• [Action item]: Return the whole listing exactly as it stands.

• [Data in this exercise]:
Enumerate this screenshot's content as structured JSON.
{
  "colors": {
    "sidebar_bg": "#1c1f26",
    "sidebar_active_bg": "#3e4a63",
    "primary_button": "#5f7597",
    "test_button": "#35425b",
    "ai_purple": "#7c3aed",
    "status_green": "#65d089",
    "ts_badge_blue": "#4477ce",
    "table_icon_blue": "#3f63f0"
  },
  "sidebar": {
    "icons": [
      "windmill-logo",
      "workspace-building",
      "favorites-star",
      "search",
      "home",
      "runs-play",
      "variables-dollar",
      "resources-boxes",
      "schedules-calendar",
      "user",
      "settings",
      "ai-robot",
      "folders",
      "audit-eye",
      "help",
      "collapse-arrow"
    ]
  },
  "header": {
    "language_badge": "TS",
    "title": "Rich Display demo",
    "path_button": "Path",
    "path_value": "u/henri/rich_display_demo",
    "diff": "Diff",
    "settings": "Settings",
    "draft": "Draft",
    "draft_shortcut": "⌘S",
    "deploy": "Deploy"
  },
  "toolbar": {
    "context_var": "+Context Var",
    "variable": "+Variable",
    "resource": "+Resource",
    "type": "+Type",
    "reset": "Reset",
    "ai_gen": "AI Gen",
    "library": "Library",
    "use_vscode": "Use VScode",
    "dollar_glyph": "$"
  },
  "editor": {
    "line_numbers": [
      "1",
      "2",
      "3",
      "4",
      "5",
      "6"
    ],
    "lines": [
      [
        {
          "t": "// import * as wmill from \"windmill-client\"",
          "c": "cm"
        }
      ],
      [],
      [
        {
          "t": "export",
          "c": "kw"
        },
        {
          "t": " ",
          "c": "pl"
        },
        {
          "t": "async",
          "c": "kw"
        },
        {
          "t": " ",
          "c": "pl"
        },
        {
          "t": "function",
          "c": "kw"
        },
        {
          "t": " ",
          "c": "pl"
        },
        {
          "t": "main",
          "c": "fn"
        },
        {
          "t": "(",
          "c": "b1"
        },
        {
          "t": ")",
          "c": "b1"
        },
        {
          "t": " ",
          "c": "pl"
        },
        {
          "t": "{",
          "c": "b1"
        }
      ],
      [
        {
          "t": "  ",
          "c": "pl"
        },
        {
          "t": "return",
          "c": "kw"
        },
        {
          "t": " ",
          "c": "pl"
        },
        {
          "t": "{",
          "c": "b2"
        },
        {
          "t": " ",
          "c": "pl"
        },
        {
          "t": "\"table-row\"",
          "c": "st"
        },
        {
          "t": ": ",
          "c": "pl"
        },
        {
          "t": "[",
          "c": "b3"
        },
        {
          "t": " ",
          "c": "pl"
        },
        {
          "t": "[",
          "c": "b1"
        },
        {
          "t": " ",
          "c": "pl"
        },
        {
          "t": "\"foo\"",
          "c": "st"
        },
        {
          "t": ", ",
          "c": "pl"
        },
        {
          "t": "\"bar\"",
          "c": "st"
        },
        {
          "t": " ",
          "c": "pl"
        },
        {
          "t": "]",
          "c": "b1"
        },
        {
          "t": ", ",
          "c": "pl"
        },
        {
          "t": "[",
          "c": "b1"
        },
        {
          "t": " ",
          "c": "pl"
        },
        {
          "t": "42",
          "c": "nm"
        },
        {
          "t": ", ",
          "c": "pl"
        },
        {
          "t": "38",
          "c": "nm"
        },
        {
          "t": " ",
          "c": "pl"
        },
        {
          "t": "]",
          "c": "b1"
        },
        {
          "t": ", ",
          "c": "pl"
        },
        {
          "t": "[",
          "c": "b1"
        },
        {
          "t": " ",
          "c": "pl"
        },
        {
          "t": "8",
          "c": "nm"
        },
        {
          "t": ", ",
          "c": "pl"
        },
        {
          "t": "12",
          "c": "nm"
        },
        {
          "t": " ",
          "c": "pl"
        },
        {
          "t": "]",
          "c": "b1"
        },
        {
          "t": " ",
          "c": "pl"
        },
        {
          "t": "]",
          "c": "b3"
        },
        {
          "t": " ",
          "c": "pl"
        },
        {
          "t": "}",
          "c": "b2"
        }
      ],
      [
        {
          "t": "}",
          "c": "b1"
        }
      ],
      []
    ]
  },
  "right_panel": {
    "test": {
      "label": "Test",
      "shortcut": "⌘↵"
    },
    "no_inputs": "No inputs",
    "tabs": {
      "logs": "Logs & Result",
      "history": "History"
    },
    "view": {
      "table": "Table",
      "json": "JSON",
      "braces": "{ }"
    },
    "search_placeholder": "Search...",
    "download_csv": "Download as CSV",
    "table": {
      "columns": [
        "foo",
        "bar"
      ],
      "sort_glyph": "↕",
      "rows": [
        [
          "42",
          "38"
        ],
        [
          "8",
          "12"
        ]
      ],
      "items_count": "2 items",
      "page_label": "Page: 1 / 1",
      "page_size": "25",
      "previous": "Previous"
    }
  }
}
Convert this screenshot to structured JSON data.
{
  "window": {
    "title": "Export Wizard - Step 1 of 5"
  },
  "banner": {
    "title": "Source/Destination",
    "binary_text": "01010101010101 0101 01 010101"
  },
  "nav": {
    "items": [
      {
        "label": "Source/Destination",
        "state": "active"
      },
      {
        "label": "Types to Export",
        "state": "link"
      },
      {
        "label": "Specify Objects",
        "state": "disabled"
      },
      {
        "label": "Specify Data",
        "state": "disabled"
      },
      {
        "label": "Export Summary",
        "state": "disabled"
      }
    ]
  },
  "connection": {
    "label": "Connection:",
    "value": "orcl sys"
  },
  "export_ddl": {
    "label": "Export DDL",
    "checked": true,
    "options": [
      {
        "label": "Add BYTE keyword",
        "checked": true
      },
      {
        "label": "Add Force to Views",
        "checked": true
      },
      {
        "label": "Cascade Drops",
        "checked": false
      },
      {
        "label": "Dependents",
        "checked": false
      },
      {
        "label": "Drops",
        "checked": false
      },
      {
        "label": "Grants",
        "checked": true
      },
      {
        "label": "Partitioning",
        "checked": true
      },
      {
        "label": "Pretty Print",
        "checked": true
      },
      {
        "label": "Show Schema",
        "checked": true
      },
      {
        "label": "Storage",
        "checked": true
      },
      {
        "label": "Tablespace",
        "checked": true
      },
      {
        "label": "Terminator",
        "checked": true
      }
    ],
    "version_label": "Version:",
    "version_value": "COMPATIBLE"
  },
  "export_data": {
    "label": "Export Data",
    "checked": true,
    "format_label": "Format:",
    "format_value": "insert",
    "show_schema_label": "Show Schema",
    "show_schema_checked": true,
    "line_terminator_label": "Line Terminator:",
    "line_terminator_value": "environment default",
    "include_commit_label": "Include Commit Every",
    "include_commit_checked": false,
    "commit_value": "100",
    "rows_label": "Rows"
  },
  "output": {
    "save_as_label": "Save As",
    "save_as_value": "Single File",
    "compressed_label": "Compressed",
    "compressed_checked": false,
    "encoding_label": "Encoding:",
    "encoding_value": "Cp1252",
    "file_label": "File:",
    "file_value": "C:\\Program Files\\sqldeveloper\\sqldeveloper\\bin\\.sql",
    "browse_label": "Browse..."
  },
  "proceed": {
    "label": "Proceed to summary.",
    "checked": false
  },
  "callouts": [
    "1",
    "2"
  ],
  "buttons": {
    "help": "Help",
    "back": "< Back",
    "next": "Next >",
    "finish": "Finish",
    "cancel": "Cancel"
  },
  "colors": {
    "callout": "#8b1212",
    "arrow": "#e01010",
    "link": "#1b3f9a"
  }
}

• [Exercise result]:
Enumerate this screenshot's content as structured JSON.
{
  "colors": {
    "sidebar_bg": "#1c1f26",
    "sidebar_active_bg": "#3e4a63",
    "primary_button": "#5f7597",
    "test_button": "#35425b",
    "ai_purple": "#7c3aed",
    "status_green": "#65d089",
    "ts_badge_blue": "#4477ce",
    "table_icon_blue": "#3f63f0"
  },
  "sidebar": {
    "icons": [
      "windmill-logo",
      "workspace-building",
      "favorites-star",
      "search",
      "home",
      "runs-play",
      "variables-dollar",
      "resources-boxes",
      "schedules-calendar",
      "user",
      "settings",
      "ai-robot",
      "folders",
      "audit-eye",
      "help",
      "collapse-arrow"
    ]
  },
  "header": {
    "language_badge": "TS",
    "title": "Rich Display demo",
    "path_button": "Path",
    "path_value": "u/henri/rich_display_demo",
    "diff": "Diff",
    "settings": "Settings",
    "draft": "Draft",
    "draft_shortcut": "⌘S",
    "deploy": "Deploy"
  },
  "toolbar": {
    "context_var": "+Context Var",
    "variable": "+Variable",
    "resource": "+Resource",
    "type": "+Type",
    "reset": "Reset",
    "ai_gen": "AI Gen",
    "library": "Library",
    "use_vscode": "Use VScode",
    "dollar_glyph": "$"
  },
  "editor": {
    "line_numbers": [
      "1",
      "2",
      "3",
      "4",
      "5",
      "6"
    ],
    "lines": [
      [
        {
          "t": "// import * as wmill from \"windmill-client\"",
          "c": "cm"
        }
      ],
      [],
      [
        {
          "t": "export",
          "c": "kw"
        },
        {
          "t": " ",
          "c": "pl"
        },
        {
          "t": "async",
          "c": "kw"
        },
        {
          "t": " ",
          "c": "pl"
        },
        {
          "t": "function",
          "c": "kw"
        },
        {
          "t": " ",
          "c": "pl"
        },
        {
          "t": "main",
          "c": "fn"
        },
        {
          "t": "(",
          "c": "b1"
        },
        {
          "t": ")",
          "c": "b1"
        },
        {
          "t": " ",
          "c": "pl"
        },
        {
          "t": "{",
          "c": "b1"
        }
      ],
      [
        {
          "t": "  ",
          "c": "pl"
        },
        {
          "t": "return",
          "c": "kw"
        },
        {
          "t": " ",
          "c": "pl"
        },
        {
          "t": "{",
          "c": "b2"
        },
        {
          "t": " ",
          "c": "pl"
        },
        {
          "t": "\"table-row\"",
          "c": "st"
        },
        {
          "t": ": ",
          "c": "pl"
        },
        {
          "t": "[",
          "c": "b3"
        },
        {
          "t": " ",
          "c": "pl"
        },
        {
          "t": "[",
          "c": "b1"
        },
        {
          "t": " ",
          "c": "pl"
        },
        {
          "t": "\"foo\"",
          "c": "st"
        },
        {
          "t": ", ",
          "c": "pl"
        },
        {
          "t": "\"bar\"",
          "c": "st"
        },
        {
          "t": " ",
          "c": "pl"
        },
        {
          "t": "]",
          "c": "b1"
        },
        {
          "t": ", ",
          "c": "pl"
        },
        {
          "t": "[",
          "c": "b1"
        },
        {
          "t": " ",
          "c": "pl"
        },
        {
          "t": "42",
          "c": "nm"
        },
        {
          "t": ", ",
          "c": "pl"
        },
        {
          "t": "38",
          "c": "nm"
        },
        {
          "t": " ",
          "c": "pl"
        },
        {
          "t": "]",
          "c": "b1"
        },
        {
          "t": ", ",
          "c": "pl"
        },
        {
          "t": "[",
          "c": "b1"
        },
        {
          "t": " ",
          "c": "pl"
        },
        {
          "t": "8",
          "c": "nm"
        },
        {
          "t": ", ",
          "c": "pl"
        },
        {
          "t": "12",
          "c": "nm"
        },
        {
          "t": " ",
          "c": "pl"
        },
        {
          "t": "]",
          "c": "b1"
        },
        {
          "t": " ",
          "c": "pl"
        },
        {
          "t": "]",
          "c": "b3"
        },
        {
          "t": " ",
          "c": "pl"
        },
        {
          "t": "}",
          "c": "b2"
        }
      ],
      [
        {
          "t": "}",
          "c": "b1"
        }
      ],
      []
    ]
  },
  "right_panel": {
    "test": {
      "label": "Test",
      "shortcut": "⌘↵"
    },
    "no_inputs": "No inputs",
    "tabs": {
      "logs": "Logs & Result",
      "history": "History"
    },
    "view": {
      "table": "Table",
      "json": "JSON",
      "braces": "{ }"
    },
    "search_placeholder": "Search...",
    "download_csv": "Download as CSV",
    "table": {
      "columns": [
        "foo",
        "bar"
      ],
      "sort_glyph": "↕",
      "rows": [
        [
          "42",
          "38"
        ],
        [
          "8",
          "12"
        ]
      ],
      "items_count": "2 items",
      "page_label": "Page: 1 / 1",
      "page_size": "25",
      "previous": "Previous"
    }
  }
}
Convert this screenshot to structured JSON data.
{
  "window": {
    "title": "Export Wizard - Step 1 of 5"
  },
  "banner": {
    "title": "Source/Destination",
    "binary_text": "01010101010101 0101 01 010101"
  },
  "nav": {
    "items": [
      {
        "label": "Source/Destination",
        "state": "active"
      },
      {
        "label": "Types to Export",
        "state": "link"
      },
      {
        "label": "Specify Objects",
        "state": "disabled"
      },
      {
        "label": "Specify Data",
        "state": "disabled"
      },
      {
        "label": "Export Summary",
        "state": "disabled"
      }
    ]
  },
  "connection": {
    "label": "Connection:",
    "value": "orcl sys"
  },
  "export_ddl": {
    "label": "Export DDL",
    "checked": true,
    "options": [
      {
        "label": "Add BYTE keyword",
        "checked": true
      },
      {
        "label": "Add Force to Views",
        "checked": true
      },
      {
        "label": "Cascade Drops",
        "checked": false
      },
      {
        "label": "Dependents",
        "checked": false
      },
      {
        "label": "Drops",
        "checked": false
      },
      {
        "label": "Grants",
        "checked": true
      },
      {
        "label": "Partitioning",
        "checked": true
      },
      {
        "label": "Pretty Print",
        "checked": true
      },
      {
        "label": "Show Schema",
        "checked": true
      },
      {
        "label": "Storage",
        "checked": true
      },
      {
        "label": "Tablespace",
        "checked": true
      },
      {
        "label": "Terminator",
        "checked": true
      }
    ],
    "version_label": "Version:",
    "version_value": "COMPATIBLE"
  },
  "export_data": {
    "label": "Export Data",
    "checked": true,
    "format_label": "Format:",
    "format_value": "insert",
    "show_schema_label": "Show Schema",
    "show_schema_checked": true,
    "line_terminator_label": "Line Terminator:",
    "line_terminator_value": "environment default",
    "include_commit_label": "Include Commit Every",
    "include_commit_checked": false,
    "commit_value": "100",
    "rows_label": "Rows"
  },
  "output": {
    "save_as_label": "Save As",
    "save_as_value": "Single File",
    "compressed_label": "Compressed",
    "compressed_checked": false,
    "encoding_label": "Encoding:",
    "encoding_value": "Cp1252",
    "file_label": "File:",
    "file_value": "C:\\Program Files\\sqldeveloper\\sqldeveloper\\bin\\.sql",
    "browse_label": "Browse..."
  },
  "proceed": {
    "label": "Proceed to summary.",
    "checked": false
  },
  "callouts": [
    "1",
    "2"
  ],
  "buttons": {
    "help": "Help",
    "back": "< Back",
    "next": "Next >",
    "finish": "Finish",
    "cancel": "Cancel"
  },
  "colors": {
    "callout": "#8b1212",
    "arrow": "#e01010",
    "link": "#1b3f9a"
  }
}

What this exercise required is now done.